■ What to work on:
Check every line of the data below for the word "object". Copy the ones that have it.

■ Records for this task:

•••••

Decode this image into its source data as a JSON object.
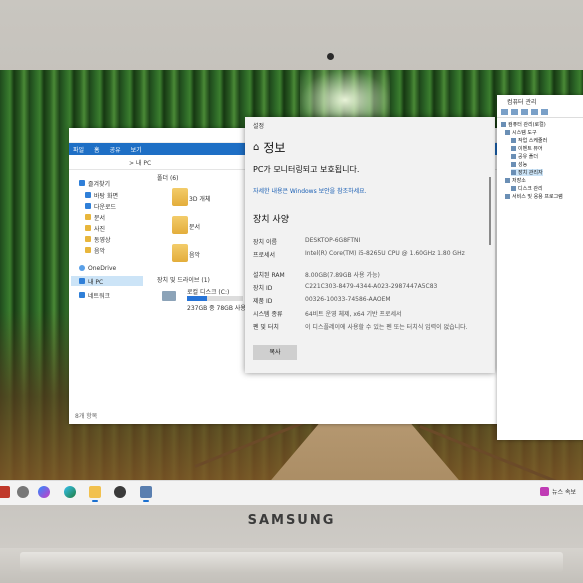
{
  "device": {
    "brand": "SAMSUNG"
  },
  "explorer": {
    "ribbon": [
      "파일",
      "홈",
      "공유",
      "보기"
    ],
    "address": "> 내 PC",
    "nav": [
      {
        "label": "즐겨찾기",
        "icon": "star-icon"
      },
      {
        "label": "바탕 화면",
        "icon": "desktop-icon"
      },
      {
        "label": "다운로드",
        "icon": "download-icon"
      },
      {
        "label": "문서",
        "icon": "document-icon"
      },
      {
        "label": "사진",
        "icon": "picture-icon"
      },
      {
        "label": "동영상",
        "icon": "video-icon"
      },
      {
        "label": "음악",
        "icon": "music-icon"
      },
      {
        "label": "OneDrive",
        "icon": "cloud-icon"
      },
      {
        "label": "내 PC",
        "icon": "pc-icon"
      },
      {
        "label": "네트워크",
        "icon": "network-icon"
      }
    ],
    "folders_header": "폴더 (6)",
    "folders": [
      "3D 개체",
      "문서",
      "음악"
    ],
    "devices_header": "장치 및 드라이브 (1)",
    "drive": {
      "name": "로컬 디스크 (C:)",
      "free": "237GB 중 78GB 사용 가능"
    },
    "status": "8개 항목"
  },
  "settings": {
    "window_title": "설정",
    "header": "정보",
    "protection": "PC가 모니터링되고 보호됩니다.",
    "link": "자세한 내용은 Windows 보안을 참조하세요.",
    "specs_title": "장치 사양",
    "specs": [
      {
        "k": "장치 이름",
        "v": "DESKTOP-6G8FTNI"
      },
      {
        "k": "프로세서",
        "v": "Intel(R) Core(TM) i5-8265U CPU @ 1.60GHz   1.80 GHz"
      },
      {
        "k": "설치된 RAM",
        "v": "8.00GB(7.89GB 사용 가능)"
      },
      {
        "k": "장치 ID",
        "v": "C221C303-8479-4344-A023-2987447A5C83"
      },
      {
        "k": "제품 ID",
        "v": "00326-10033-74586-AAOEM"
      },
      {
        "k": "시스템 종류",
        "v": "64비트 운영 체제, x64 기반 프로세서"
      },
      {
        "k": "펜 및 터치",
        "v": "이 디스플레이에 사용할 수 있는 펜 또는 터치식 입력이 없습니다."
      }
    ],
    "copy_label": "복사"
  },
  "device_manager": {
    "title": "컴퓨터 관리",
    "tree": [
      {
        "label": "컴퓨터 관리(로컬)",
        "level": 0
      },
      {
        "label": "시스템 도구",
        "level": 1
      },
      {
        "label": "작업 스케줄러",
        "level": 2
      },
      {
        "label": "이벤트 뷰어",
        "level": 2
      },
      {
        "label": "공유 폴더",
        "level": 2
      },
      {
        "label": "성능",
        "level": 2
      },
      {
        "label": "장치 관리자",
        "level": 2
      },
      {
        "label": "저장소",
        "level": 1
      },
      {
        "label": "디스크 관리",
        "level": 2
      },
      {
        "label": "서비스 및 응용 프로그램",
        "level": 1
      }
    ]
  },
  "taskbar": {
    "icons": [
      "windows-start-icon",
      "search-icon",
      "task-view-icon",
      "copilot-icon",
      "edge-icon",
      "file-explorer-icon",
      "store-icon",
      "settings-icon",
      "device-manager-icon"
    ],
    "news": "뉴스 속보"
  }
}
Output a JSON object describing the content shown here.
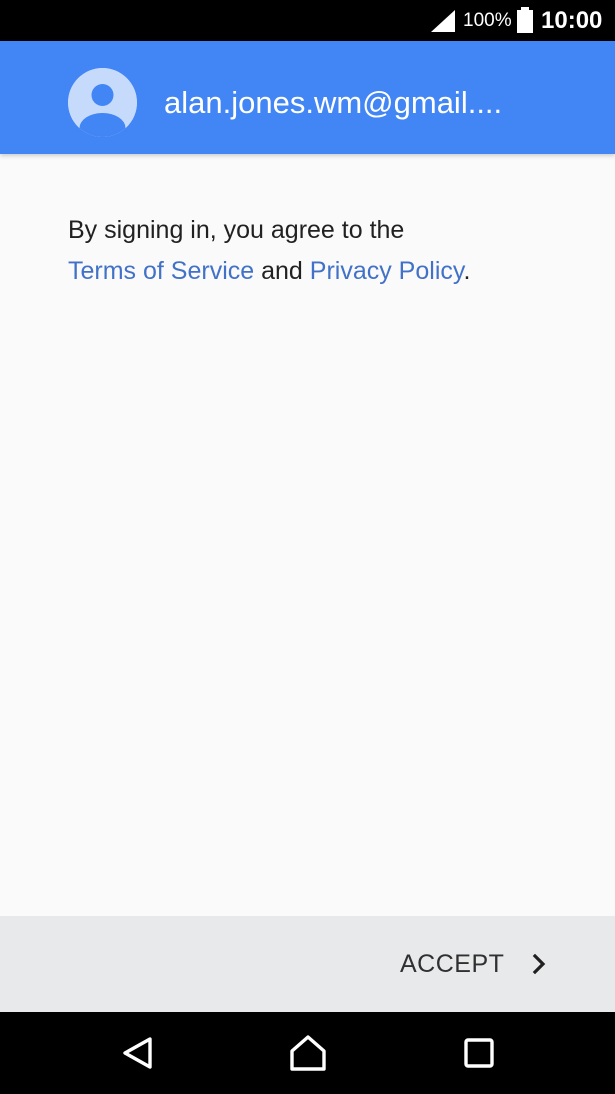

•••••

■ Answer below:
Decode this image into its source data as a JSON object.
Output a JSON object describing the content shown here.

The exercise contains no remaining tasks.